# [Record extracts]

=======

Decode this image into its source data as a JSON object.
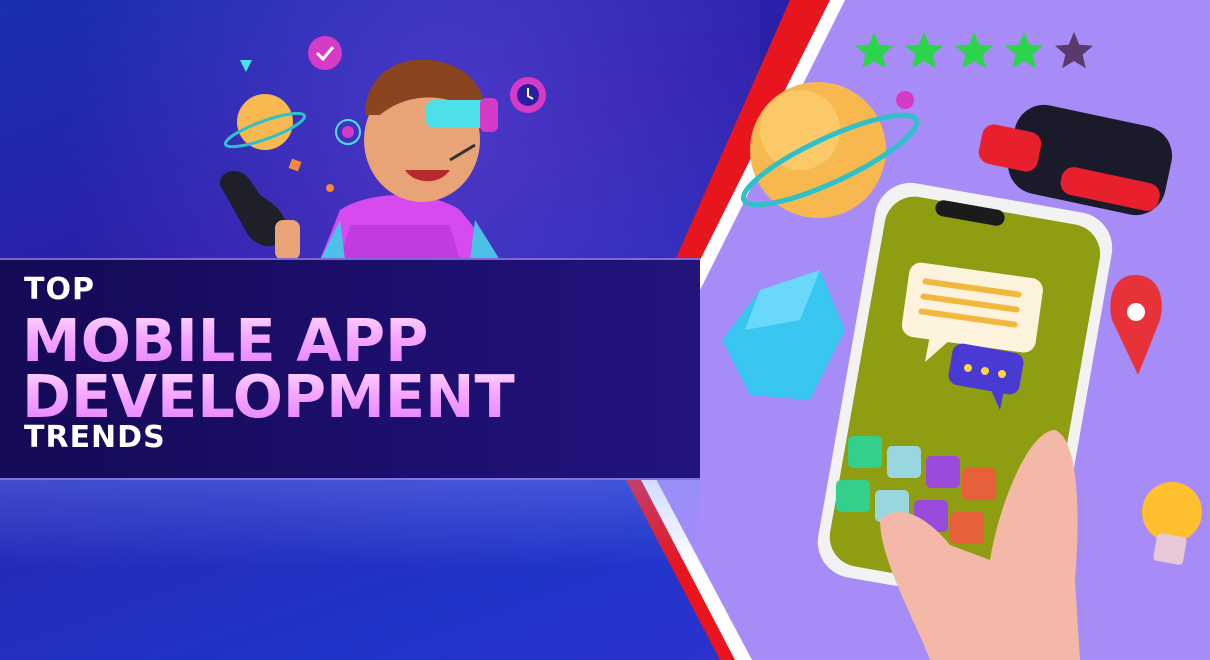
{
  "title": {
    "top": "TOP",
    "line1": "MOBILE APP",
    "line2": "DEVELOPMENT",
    "bottom": "TRENDS"
  },
  "rating": {
    "filled": 4,
    "total": 5
  },
  "colors": {
    "accent_red": "#e8141e",
    "panel_purple": "#a78bf7",
    "title_pink": "#f2a6ff",
    "star_green": "#2bd44b",
    "phone_screen": "#8f9d12"
  },
  "icons": [
    "checkmark-badge-icon",
    "clock-gear-icon",
    "planet-icon",
    "vr-headset-icon",
    "map-pin-icon",
    "lightbulb-icon",
    "chat-bubble-icon",
    "typing-bubble-icon",
    "gem-icon",
    "star-icon"
  ]
}
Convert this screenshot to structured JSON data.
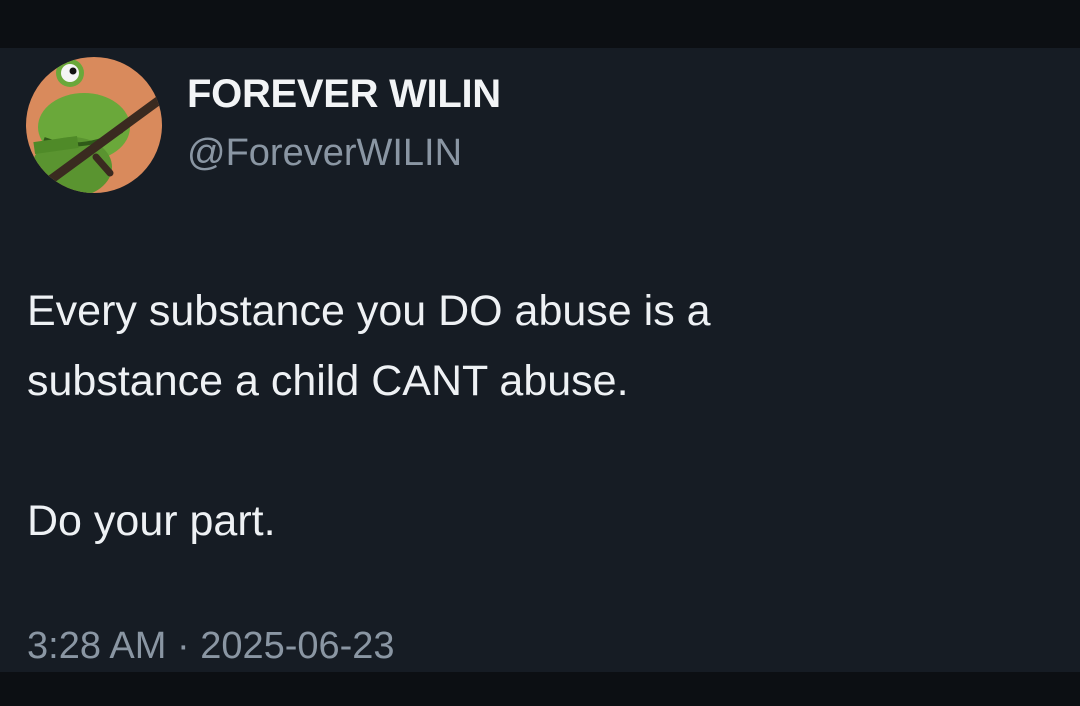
{
  "user": {
    "display_name": "FOREVER WILIN",
    "handle": "@ForeverWILIN",
    "avatar_icon": "frog-avatar-icon"
  },
  "tweet": {
    "line_1": "Every substance you DO abuse is a",
    "line_2": "substance a child CANT abuse.",
    "line_3": "Do your part.",
    "timestamp": "3:28 AM · 2025-06-23"
  },
  "colors": {
    "background": "#161c24",
    "text": "#eef1f4",
    "secondary_text": "#8a96a3"
  }
}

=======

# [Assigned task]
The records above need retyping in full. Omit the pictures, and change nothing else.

# [Answer below]
Decode this image into its source data as a JSON object.
{
  "title": {
    "top": "TOP",
    "line1": "MOBILE APP",
    "line2": "DEVELOPMENT",
    "bottom": "TRENDS"
  },
  "rating": {
    "filled": 4,
    "total": 5
  },
  "colors": {
    "accent_red": "#e8141e",
    "panel_purple": "#a78bf7",
    "title_pink": "#f2a6ff",
    "star_green": "#2bd44b",
    "phone_screen": "#8f9d12"
  },
  "icons": [
    "checkmark-badge-icon",
    "clock-gear-icon",
    "planet-icon",
    "vr-headset-icon",
    "map-pin-icon",
    "lightbulb-icon",
    "chat-bubble-icon",
    "typing-bubble-icon",
    "gem-icon",
    "star-icon"
  ]
}
Convert this screenshot to structured JSON data.
{
  "user": {
    "display_name": "FOREVER WILIN",
    "handle": "@ForeverWILIN",
    "avatar_icon": "frog-avatar-icon"
  },
  "tweet": {
    "line_1": "Every substance you DO abuse is a",
    "line_2": "substance a child CANT abuse.",
    "line_3": "Do your part.",
    "timestamp": "3:28 AM · 2025-06-23"
  },
  "colors": {
    "background": "#161c24",
    "text": "#eef1f4",
    "secondary_text": "#8a96a3"
  }
}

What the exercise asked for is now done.